This past Saturday I was in Bedford for the Trail Nut Half Marathon. I’ll talk more about that later this week. Right now I want to talk about what I did on the way home. Bedford happens to be home to the National D-Day Memorial, and after driving by it hundreds of times I finally decided to stop and check it out. I can remember learning about D-Day in school, and it blew my mind back then. But to see the memorial, and the bronze plaques with the 4,413 names of the Allied forces lives lost was really something.
A little background for you: D-Day took place on June 6, 1944 on the beaches of Normandy, France, in the midst of WWII. It is the largest amphibious landing in history and required an unprecedented number of servicemen and equipment. Allied troops totaling 150,000 landed on a 50 mile stretch of Nazi-held Normandy, supported by more than 5,000 ships and 11,000 aircraft. Against all odds, the Allies gained a foothold in occupied Europe. D-day is one of those rare single days in history that represents a complete turn of events. The Allies success set in motion the destruction of the Nazi regime, but at a high cost. Over 9,000 Allied soldiers were killed or wounded on this single day in history.
I started my self-guided tour at Estes Plaza, which celebrates the success of the Normandy invasion and the international allied effort that made it possible. It also recognizes Operation Overlord’s human role. The flags of each of the twelve nations of the Allied Expeditionary Force (AEF) surround the arch. They include: the United States, Australia, Belgium, Canada, Czechoslovakia, France, Greece, Netherlands, New Zealand, Norway, Poland, and the United Kingdom.
The Overlord Arch in the center represents triumph, and stands 44 and a half feet tall (for 1944). In front of the arch, a sculpture of the soldier represents the valor, fidelity, and sacrifice of those brave souls. This is common theme throughout the memorial.
In front of the arch, overlooking the plaza below, is a sobering tribute to the more than 4,400 members of the AEF who were killed on D-Day. The inverted rifle topped with a helmet is an emblem of death in battle, and it is a powerful symbol of the ultimate sacrifice of the fallen.
Stretching out behind Estes Plaza is the Stettinius Parade, which signifies the expansion from the beaches of Normandy to Paris and beyond. This was the beginning of the end of the war in Europe. A Purple Heart Monument looms under the shadow of the flag, in honor of all those who received the purple heart on D-Day. This area also includes Clement R. Atlee and Harry S. Truman, the successors of Churchill and Roosevelt, respectively.
From there, I headed down to the Gray Plaza and the beach area. The Plaza is divided into five sections to represent the five D-Day landing beaches: Sword, Juno, Utah, Omaha, and Gold.
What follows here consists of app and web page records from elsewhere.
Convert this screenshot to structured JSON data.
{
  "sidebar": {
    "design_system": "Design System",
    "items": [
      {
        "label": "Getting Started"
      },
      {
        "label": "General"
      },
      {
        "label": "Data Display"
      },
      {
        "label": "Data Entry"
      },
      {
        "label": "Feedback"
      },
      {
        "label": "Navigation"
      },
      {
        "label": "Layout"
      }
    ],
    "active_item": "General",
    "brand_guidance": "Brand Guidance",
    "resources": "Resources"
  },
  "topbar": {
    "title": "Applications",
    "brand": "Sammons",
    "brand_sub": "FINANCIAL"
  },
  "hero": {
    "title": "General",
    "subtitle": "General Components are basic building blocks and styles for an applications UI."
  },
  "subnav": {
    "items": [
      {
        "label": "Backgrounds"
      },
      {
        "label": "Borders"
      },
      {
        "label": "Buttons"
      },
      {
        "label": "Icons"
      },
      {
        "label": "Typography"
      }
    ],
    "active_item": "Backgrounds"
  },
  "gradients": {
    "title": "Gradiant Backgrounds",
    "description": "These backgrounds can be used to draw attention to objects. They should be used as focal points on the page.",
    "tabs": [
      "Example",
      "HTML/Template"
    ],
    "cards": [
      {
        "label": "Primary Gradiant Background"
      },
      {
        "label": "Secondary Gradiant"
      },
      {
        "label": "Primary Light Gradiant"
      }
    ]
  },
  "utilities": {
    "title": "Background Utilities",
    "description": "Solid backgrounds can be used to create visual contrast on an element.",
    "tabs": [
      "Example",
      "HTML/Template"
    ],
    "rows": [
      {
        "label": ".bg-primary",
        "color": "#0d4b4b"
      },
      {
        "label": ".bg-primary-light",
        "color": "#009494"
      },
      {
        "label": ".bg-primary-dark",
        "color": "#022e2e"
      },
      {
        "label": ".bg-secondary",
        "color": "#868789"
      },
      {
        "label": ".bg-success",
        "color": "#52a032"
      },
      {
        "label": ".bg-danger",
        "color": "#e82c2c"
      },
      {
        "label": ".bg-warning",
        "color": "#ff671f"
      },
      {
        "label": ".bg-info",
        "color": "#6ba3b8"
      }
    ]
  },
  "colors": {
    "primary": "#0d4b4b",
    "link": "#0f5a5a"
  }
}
The beach area signifies the fierce struggle as the Allies landed on the beach. A “Higgins Boat” was used to transport troops from the ships to the shore. These boats were later credited by Eisenhower for winning the war for the Allies, thanks to their versatility. Sculptures show troops in various poses of battle to honor the hallmark theme of the D-Day Memorial: Valor, Fidelity, and Sacrifice.
In front of the beach, going up towards the arch and Estes Plaza, a sculpture depicts the rangers who scaled the cliffs at Normandy. They were fired upon from above, and had grenades thrown at them by enemy soldiers, as they shot rope ladders and began climbing the cliffs.
As the ranger soldiers made it over the top of the cliffs, they gained a firm grip on the land at the top and began to seize back Europe. These rangers are the first ones who helped free a continent.
On either side of the beach are two circles which pay tribute to the 5,000 ships and 11,000 aircraft which supported the D-Day operations.
Surrounding the Gray Plaza are long stretches of bronze plaques. These are by far the most haunting of all of the figures at the D-Day Memorial, as they bear the names of the 4,413 Allied service members killed on this single day in history. The western wall has the names of United States service members, while the eastern wall has those of the other AEF members.
As I made my way back to the parking area, I passed by the “In Homage” statue. This symbolic piece is for the communities across the country who supported those who went away and grieved for those who never returned.
This memorial was truly amazing to see. There was so much to read and everything on the property has a meaning. You may be wondering why this national memorial is located in Bedford. It’s because of the “Bedford Boys.” Among the hundreds of thousands of service members massed off the shores of Normandy, 44 were from the rural area of Bedford, VA. Twenty of them were killed on D-Day and another four in the days to follow. On June 6, 1944, Bedford suffered the nation’s severest per capita D-Day loss. It’s a somber distinction to hold, but it is the reason behind the memorial’s location.
I fully intend to return to the memorial again, if not several times, in the future to spend more time reading all of the information.
Have you ever been to the National D-Day Memorial?
Are you a history buff?